IMG-20170411-WA0005It is useless to try to write a poem about food. Contemplating the meals I have eaten on the marble floor of my grandmother’s house, I remind myself, it is useless to try and write a poem about food. A love that tastes like the first food you’ve eaten, cannot be explained. The simple fact that someone loves you enough to cook your favorite food when you visit, cannot be elaborated on. The bare reality that we need to eat to survive, need food to nourish us since we are born, cannot be altered. A meal is just a meal, after all. But a meal is my grandmother’s hands in the dough, her hands tossing the sabzis, the way she tries harder to make this meal special, the way she nags me to eat more when I’m already full. A meal is the most elemental offering of nourishment. I am not skilled enough to turn a love like this into a poem that makes sense. But, here is the first, incomplete attempt.


It is impossible to write a poem about food.


My grandmother makes a meal of memories
Tastes my mouth has nearly forgotten.

It is impossible to write a poem about-

how your memories from the mouth of your childhood, can be fitted into a plate and touched, tasted, swallowed, and lost inside you

Grain and vegetable turn into something nourishing blood, breath and bone.

The food I am fed
Becoming the way I stretch my arms before sleep,                                                                     Laughter rising from my throat,                                                                                                         heartbeats, the filling and emptying of my lungs.
It is a simple plate of food,                                                                                                                   and everything tastes familiar.

It is my grandmother loving me in the uncomplicated way I will strive to love  too-
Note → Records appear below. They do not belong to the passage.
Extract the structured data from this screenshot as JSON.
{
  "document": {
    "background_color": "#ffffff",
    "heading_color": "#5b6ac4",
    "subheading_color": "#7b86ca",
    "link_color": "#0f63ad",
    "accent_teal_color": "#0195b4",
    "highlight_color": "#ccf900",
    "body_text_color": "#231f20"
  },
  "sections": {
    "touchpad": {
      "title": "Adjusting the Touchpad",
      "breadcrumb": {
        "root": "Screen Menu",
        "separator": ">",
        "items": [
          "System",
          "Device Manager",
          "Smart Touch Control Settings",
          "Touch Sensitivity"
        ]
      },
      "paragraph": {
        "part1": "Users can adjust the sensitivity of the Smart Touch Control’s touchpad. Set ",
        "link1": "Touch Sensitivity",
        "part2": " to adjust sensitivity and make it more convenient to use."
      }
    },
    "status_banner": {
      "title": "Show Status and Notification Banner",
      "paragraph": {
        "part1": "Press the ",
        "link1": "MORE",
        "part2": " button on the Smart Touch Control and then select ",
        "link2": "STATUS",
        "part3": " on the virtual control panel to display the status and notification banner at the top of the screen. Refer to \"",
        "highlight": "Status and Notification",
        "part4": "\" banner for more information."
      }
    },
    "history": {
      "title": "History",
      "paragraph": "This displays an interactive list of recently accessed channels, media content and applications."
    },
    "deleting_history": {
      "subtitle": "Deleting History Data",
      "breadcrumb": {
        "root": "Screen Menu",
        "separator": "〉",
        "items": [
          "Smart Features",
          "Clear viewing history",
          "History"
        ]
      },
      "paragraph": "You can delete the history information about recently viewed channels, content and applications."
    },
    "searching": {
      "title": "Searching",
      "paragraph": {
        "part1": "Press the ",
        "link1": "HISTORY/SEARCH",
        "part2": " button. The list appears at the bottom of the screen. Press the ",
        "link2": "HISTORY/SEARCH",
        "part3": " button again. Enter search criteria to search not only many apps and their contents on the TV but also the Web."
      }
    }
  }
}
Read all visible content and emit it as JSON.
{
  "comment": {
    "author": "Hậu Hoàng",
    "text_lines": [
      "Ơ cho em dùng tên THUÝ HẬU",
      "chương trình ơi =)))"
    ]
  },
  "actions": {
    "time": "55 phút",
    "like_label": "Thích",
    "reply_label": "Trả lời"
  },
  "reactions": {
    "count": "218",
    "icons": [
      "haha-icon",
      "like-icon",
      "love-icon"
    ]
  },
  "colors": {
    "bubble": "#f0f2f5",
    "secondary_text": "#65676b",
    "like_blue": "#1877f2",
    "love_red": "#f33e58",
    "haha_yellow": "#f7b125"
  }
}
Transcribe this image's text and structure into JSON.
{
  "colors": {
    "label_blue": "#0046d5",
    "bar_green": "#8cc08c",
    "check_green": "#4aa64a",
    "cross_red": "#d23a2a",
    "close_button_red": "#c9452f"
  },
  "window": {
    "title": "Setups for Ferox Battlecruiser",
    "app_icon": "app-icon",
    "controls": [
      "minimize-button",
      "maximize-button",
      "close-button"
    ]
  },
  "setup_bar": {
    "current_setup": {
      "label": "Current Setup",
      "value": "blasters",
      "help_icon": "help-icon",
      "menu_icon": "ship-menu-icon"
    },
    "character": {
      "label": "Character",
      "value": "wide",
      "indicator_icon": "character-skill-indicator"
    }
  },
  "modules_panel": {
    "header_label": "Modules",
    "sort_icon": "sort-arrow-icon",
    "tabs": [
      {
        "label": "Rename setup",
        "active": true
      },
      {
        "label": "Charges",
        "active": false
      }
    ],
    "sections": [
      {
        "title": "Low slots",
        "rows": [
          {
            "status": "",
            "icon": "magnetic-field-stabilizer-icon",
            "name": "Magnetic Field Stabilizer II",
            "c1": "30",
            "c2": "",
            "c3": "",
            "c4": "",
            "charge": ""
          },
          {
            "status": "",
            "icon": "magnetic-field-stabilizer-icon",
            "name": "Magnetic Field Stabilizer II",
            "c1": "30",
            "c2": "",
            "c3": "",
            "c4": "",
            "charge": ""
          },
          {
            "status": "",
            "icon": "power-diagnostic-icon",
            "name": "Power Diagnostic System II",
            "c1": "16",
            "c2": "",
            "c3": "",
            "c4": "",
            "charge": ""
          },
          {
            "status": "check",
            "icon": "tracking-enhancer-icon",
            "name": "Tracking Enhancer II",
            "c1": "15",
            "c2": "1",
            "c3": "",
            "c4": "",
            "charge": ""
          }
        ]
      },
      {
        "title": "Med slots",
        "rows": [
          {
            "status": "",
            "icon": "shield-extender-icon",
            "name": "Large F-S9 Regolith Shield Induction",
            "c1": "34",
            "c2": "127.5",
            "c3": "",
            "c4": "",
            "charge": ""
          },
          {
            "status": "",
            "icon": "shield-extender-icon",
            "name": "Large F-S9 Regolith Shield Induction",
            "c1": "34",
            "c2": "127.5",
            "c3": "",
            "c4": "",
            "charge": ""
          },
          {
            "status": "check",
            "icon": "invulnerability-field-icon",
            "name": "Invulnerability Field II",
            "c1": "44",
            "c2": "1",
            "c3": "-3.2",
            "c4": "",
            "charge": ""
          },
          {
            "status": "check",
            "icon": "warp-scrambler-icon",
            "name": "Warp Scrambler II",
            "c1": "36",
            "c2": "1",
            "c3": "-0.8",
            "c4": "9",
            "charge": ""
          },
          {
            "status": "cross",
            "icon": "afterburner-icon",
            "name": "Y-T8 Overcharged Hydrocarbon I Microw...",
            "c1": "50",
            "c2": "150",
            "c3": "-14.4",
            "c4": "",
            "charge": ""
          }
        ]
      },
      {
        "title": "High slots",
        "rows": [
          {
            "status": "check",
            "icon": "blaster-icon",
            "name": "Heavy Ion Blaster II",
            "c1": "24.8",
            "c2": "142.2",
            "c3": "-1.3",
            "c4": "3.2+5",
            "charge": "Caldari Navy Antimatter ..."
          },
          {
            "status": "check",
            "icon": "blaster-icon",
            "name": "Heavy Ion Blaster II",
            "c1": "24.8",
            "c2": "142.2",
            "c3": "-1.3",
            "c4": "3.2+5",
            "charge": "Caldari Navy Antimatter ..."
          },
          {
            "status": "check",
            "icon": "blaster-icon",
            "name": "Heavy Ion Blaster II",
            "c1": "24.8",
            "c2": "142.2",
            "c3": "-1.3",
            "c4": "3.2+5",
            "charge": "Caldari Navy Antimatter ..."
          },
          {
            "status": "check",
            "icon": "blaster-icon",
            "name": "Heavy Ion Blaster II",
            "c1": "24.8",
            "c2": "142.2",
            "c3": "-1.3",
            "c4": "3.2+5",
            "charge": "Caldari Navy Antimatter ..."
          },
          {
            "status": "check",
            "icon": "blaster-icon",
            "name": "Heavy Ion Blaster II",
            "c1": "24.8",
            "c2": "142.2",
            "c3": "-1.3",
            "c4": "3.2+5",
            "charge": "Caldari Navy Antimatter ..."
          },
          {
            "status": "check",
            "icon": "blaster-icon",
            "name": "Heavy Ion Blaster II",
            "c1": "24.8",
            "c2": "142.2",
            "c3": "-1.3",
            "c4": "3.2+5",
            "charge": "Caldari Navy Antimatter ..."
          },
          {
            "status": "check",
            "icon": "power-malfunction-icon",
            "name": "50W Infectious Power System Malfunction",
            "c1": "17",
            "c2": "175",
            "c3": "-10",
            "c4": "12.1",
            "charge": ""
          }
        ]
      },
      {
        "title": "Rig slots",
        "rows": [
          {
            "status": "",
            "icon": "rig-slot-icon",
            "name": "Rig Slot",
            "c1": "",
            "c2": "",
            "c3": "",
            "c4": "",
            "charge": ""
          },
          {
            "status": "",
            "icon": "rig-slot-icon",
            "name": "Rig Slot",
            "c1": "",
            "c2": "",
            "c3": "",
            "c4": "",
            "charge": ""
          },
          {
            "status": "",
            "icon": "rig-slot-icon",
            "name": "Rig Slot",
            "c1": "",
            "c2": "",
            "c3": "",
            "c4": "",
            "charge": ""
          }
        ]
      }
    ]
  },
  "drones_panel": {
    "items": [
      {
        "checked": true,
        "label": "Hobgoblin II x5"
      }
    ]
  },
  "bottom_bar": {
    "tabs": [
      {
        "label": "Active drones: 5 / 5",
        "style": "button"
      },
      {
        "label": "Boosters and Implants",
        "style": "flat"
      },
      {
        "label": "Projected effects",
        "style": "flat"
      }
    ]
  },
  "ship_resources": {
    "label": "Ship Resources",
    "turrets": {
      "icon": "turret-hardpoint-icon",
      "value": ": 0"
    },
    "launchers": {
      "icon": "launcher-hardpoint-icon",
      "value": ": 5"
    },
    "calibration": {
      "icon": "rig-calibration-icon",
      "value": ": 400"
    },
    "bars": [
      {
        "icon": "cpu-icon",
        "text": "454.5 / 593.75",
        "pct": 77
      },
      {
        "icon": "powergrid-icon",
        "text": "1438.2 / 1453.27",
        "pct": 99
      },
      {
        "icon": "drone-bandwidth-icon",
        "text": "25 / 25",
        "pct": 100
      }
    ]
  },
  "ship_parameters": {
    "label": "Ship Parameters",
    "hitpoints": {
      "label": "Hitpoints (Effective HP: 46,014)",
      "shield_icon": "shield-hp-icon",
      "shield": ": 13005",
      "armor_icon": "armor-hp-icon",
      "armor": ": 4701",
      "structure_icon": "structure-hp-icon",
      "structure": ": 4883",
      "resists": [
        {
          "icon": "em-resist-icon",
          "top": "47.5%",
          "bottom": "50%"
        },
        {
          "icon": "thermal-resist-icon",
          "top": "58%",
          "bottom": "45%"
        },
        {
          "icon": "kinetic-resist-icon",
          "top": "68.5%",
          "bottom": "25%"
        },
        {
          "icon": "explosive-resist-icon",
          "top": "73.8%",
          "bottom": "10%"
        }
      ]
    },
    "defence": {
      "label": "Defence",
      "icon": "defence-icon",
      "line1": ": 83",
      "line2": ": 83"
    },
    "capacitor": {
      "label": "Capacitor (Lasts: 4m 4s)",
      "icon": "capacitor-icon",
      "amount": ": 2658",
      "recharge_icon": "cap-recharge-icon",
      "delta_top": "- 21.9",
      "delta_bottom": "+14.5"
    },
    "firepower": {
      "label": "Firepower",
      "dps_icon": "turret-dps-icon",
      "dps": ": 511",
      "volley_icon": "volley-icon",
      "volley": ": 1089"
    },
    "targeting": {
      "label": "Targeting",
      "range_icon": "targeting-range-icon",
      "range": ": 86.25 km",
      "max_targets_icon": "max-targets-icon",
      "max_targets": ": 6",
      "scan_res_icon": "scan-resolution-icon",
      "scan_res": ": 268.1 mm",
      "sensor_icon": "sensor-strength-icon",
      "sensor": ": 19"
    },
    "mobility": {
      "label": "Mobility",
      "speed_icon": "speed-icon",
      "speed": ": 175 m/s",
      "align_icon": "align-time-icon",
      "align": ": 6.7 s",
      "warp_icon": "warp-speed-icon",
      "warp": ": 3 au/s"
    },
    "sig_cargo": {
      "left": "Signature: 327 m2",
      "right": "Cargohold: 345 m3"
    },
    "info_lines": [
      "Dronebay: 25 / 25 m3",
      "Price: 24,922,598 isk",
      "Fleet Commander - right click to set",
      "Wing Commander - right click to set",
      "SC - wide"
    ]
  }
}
You are here. Here is dinner.                                                                                                               Eat.